A common theme in the world of communication is ‘simplicity’. You know, making complicated stuff simpler so it’s more easily digested.
But, while simplicity is a prerequisite of effective communication, alone it’s not enough.
We’re not simply (there it is again) in the business of making things more easy to digest, after all.
Marcus Wareing doesn’t just fillet, scale and cook the reassuringly expensive halibut you ordered. He adds a sprinkle of magic (or maybe saffron) to make it not just digestible but downright delicious.
It’s the difference between a cook and a chef. Or a copy editor and a copywriter. Or even an average agency and a good agency.
Just to clarify my butter, the difference I’m talking about is the addition of an idea.
By which I mean the thing that unites and ignites whatever information you’re trying to convey. That changes a disparate set of messages into a logical, compelling story. That provokes interest rather than merely avoids disinterest.
It might be a memorable strapline. It might be a distinctive visual treatment. It might be a clever way of using the media. It might be an animal metaphor, a reference to an old 70s TV show, or a gorilla playing the drums.
Whatever it is, once you’ve got it, everything else falls into place.
Take my own day-to-day job: copywriting. It actually involves a surprisingly small amount of actual writing.
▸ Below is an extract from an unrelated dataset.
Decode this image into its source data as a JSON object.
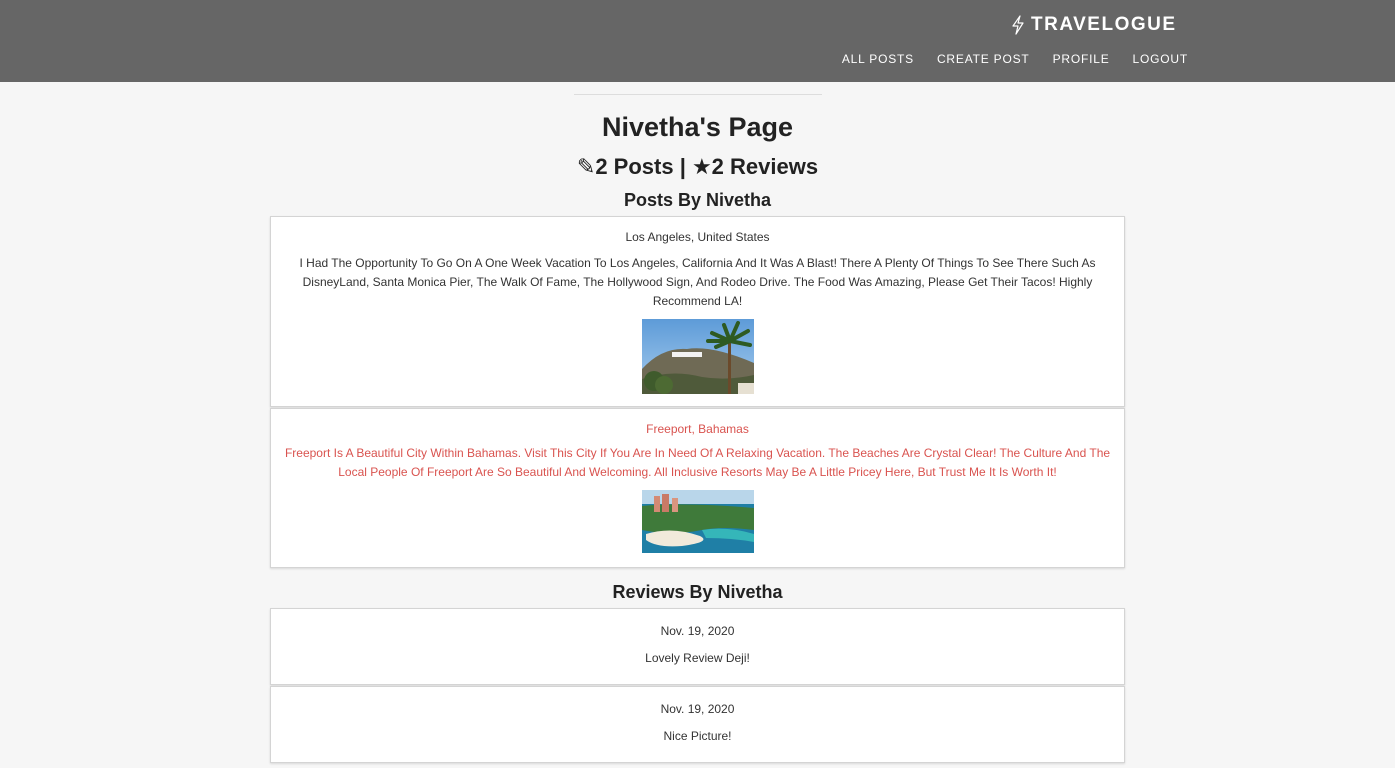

Or, rather, writing copy takes up a disproportionately small amount of my time compared to sitting in a room talking in ever decreasing circles about the idea.
Because, once we’ve got the idea, the execution itself is relatively straightforward. Not easy. But more straightforward – in the same way that reaching the South Pole is more straightforward than reaching the South Pole without a compass.
Simple communication is good communication. But only an idea can make it great.